Home Health Case Studies in Maintenance and Reliability: A Wealth of Best Practices
Developing the Decision Matrix
Figure 26.1 Decision Matrix
The matrix is based on the definition of risk, as described by the following equation:
Risk = (Consequence of an event) x (Probability of that event happening)
In this matrix, the team graded Probability into six categories—unlikely, rare, likely, very likely, toss-up, and certain—along the horizontal axis. Similarly, they graded Consequence into six categories, ranging from noticeable to catastrophic, along the vertical axis. The impact which each category of consequence had on the business was specified in real money terms.
Risk was graded into five categories, from negligible to extreme, depending upon the value of the product of an event's probability and its consequence. Each cell position represented a grade of risk, which was the product of consequence (vertical axis) and probability (horizontal axis). The management team helped the team finalize each risk category grade. For example, an event which was certain to happen and had a catastrophic business consequence ($100,000,000) was graded as an event of extreme risk for the business. Another event of the same consequence, but unlikely to happen (a probability of 1 in 10,000), was graded as an event of low risk to the business.

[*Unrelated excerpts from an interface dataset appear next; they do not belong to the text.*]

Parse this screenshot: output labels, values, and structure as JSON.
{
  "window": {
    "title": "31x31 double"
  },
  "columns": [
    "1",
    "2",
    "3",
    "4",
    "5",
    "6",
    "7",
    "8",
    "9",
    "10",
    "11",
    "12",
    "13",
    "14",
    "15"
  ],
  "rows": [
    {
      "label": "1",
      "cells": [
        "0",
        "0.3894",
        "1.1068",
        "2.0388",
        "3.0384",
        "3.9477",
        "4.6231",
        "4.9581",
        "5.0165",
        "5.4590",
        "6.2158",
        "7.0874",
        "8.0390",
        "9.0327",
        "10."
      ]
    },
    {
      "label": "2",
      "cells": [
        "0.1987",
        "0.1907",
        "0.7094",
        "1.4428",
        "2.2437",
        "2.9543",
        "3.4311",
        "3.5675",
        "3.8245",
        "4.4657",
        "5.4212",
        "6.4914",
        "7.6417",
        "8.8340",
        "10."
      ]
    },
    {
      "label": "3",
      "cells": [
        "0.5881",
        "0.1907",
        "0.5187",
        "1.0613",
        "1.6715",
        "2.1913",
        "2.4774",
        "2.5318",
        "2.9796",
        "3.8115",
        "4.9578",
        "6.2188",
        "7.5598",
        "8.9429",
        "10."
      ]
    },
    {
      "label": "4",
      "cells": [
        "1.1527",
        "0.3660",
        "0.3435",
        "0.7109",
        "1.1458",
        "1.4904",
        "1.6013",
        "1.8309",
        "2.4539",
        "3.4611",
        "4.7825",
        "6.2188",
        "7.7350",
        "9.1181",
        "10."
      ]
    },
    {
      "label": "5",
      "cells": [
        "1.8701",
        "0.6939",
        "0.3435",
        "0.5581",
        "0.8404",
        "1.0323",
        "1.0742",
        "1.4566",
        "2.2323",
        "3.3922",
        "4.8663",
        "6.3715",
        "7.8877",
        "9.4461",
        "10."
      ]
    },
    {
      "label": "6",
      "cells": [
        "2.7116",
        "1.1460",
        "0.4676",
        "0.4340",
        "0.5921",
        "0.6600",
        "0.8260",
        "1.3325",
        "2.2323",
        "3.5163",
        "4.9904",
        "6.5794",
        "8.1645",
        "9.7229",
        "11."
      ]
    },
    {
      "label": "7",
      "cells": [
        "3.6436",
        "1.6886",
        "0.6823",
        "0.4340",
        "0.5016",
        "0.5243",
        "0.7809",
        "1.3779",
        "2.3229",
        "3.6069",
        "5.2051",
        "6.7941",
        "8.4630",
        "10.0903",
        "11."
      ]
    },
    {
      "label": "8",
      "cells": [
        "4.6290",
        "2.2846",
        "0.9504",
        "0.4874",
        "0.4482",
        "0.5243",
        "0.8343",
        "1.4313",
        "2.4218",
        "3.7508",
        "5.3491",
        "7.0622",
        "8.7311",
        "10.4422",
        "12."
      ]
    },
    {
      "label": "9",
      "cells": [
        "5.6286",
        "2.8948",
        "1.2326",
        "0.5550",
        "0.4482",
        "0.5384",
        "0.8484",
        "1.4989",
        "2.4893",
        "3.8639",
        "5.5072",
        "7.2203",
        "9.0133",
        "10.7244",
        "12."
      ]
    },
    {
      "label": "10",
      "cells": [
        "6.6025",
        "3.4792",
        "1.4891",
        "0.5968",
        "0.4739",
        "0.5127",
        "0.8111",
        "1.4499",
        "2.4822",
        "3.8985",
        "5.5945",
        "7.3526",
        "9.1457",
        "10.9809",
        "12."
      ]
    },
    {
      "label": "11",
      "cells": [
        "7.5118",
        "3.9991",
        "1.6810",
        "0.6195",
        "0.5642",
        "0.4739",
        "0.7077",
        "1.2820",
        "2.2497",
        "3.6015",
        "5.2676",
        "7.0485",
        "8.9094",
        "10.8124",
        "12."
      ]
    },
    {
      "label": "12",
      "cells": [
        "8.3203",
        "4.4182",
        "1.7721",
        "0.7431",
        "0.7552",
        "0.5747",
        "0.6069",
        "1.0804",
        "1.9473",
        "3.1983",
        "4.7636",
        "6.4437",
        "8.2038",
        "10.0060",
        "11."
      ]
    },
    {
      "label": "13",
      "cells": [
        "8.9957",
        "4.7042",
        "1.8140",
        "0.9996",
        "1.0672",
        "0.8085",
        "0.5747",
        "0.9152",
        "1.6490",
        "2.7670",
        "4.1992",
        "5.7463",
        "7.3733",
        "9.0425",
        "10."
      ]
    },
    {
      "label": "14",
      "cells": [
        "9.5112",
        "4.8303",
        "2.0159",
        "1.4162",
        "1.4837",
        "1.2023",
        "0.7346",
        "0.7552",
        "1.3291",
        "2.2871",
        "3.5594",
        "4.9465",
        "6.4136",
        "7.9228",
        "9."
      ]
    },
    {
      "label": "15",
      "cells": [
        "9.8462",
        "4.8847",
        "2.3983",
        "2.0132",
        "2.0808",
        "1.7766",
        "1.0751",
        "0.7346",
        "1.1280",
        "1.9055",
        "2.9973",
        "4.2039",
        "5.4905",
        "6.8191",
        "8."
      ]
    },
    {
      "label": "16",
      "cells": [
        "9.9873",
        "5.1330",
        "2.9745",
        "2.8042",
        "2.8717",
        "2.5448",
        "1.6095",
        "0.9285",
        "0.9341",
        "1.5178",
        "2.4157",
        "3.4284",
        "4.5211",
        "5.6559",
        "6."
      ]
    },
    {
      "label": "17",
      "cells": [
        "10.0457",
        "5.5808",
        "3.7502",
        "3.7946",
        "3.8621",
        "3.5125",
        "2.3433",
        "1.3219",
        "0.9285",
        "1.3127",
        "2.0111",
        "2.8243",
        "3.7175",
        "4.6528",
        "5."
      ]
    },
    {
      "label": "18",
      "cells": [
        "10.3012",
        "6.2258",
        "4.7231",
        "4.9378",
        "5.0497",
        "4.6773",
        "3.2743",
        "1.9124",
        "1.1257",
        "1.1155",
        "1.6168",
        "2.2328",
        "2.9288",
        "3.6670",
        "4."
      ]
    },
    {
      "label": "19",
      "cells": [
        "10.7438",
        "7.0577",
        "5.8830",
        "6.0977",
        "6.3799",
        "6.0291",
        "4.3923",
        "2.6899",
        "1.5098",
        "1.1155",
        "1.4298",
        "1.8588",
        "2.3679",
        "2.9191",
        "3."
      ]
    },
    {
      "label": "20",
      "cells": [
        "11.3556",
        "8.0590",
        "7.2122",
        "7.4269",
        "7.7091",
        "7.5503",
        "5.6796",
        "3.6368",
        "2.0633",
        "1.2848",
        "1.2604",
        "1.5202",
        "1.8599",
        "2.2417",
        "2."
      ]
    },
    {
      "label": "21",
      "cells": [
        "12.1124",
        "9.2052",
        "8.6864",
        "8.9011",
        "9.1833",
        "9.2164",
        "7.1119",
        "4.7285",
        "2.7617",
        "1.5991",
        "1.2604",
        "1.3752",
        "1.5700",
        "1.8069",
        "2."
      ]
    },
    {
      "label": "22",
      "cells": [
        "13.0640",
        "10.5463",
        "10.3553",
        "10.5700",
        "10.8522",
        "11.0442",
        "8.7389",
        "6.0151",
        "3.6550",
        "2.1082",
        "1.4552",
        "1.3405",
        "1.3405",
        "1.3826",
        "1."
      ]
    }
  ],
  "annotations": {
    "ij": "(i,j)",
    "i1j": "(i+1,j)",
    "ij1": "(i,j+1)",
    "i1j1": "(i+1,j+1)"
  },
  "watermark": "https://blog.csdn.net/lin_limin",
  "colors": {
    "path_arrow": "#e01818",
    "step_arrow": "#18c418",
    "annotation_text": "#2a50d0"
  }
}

In order to determine the importance of any project, we set up other crossfunctional teams (with at least 2 people) to assess the risk to the business if a project was not carried out. They estimated the likelihood and the consequence of occurrence. For example, a team comprising the maintenance engineer, a shift supervisor from oil-movements, and an external civil engineering consultant determined that repairing the cracks in the concrete jetty structure would cost $100,000 if carried out without delay. Each year of delay would increase the cost exponentially. A delay of 5 years could put the business in extreme risk category. This was a shock to us. We had always thought that concrete needed no maintenance, so it had become invisible.
Similarly, a team comprising the outside plot maintenance supervisor, an inspector, and a shift supervisor addressed another project with the following scope.
They determined that the project would cost $80,000 if done without delay that year, with a recurring annual cost of $20,000. If postponed for a year, the business risk would move into the extreme category.
This process was applied to all visible manifestations of past neglect. They were ranked in order of the risk they represented if not carried out.
|< Prev||CONTENTS||Next >|